# TRY IT:
Copy the entries exactly. Leave nothing out and add nothing.
----------
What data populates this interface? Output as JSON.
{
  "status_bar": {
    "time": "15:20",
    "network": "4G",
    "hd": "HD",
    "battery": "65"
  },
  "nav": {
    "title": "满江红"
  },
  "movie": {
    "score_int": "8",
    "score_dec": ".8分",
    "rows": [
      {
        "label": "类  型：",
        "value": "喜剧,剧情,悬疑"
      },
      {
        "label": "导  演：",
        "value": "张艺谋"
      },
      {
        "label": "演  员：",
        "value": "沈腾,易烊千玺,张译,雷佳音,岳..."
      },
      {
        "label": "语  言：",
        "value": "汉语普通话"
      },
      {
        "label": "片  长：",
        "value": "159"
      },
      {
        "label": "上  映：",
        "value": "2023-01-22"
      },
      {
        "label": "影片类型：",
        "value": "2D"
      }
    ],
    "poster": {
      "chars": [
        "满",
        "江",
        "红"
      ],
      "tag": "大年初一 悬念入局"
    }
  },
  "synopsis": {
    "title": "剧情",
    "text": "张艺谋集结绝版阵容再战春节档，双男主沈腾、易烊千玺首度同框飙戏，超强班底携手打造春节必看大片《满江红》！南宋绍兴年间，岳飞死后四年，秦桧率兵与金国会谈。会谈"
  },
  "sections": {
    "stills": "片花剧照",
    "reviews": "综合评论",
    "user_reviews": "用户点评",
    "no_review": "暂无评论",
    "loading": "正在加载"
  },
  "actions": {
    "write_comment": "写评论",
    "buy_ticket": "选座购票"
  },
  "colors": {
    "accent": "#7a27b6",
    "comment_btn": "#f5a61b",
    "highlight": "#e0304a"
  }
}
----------
# ANSWER TO THIS PROBLEM:
What data populates this interface? Output as JSON.
{
  "status_bar": {
    "time": "15:20",
    "network": "4G",
    "hd": "HD",
    "battery": "65"
  },
  "nav": {
    "title": "满江红"
  },
  "movie": {
    "score_int": "8",
    "score_dec": ".8分",
    "rows": [
      {
        "label": "类  型：",
        "value": "喜剧,剧情,悬疑"
      },
      {
        "label": "导  演：",
        "value": "张艺谋"
      },
      {
        "label": "演  员：",
        "value": "沈腾,易烊千玺,张译,雷佳音,岳..."
      },
      {
        "label": "语  言：",
        "value": "汉语普通话"
      },
      {
        "label": "片  长：",
        "value": "159"
      },
      {
        "label": "上  映：",
        "value": "2023-01-22"
      },
      {
        "label": "影片类型：",
        "value": "2D"
      }
    ],
    "poster": {
      "chars": [
        "满",
        "江",
        "红"
      ],
      "tag": "大年初一 悬念入局"
    }
  },
  "synopsis": {
    "title": "剧情",
    "text": "张艺谋集结绝版阵容再战春节档，双男主沈腾、易烊千玺首度同框飙戏，超强班底携手打造春节必看大片《满江红》！南宋绍兴年间，岳飞死后四年，秦桧率兵与金国会谈。会谈"
  },
  "sections": {
    "stills": "片花剧照",
    "reviews": "综合评论",
    "user_reviews": "用户点评",
    "no_review": "暂无评论",
    "loading": "正在加载"
  },
  "actions": {
    "write_comment": "写评论",
    "buy_ticket": "选座购票"
  },
  "colors": {
    "accent": "#7a27b6",
    "comment_btn": "#f5a61b",
    "highlight": "#e0304a"
  }
}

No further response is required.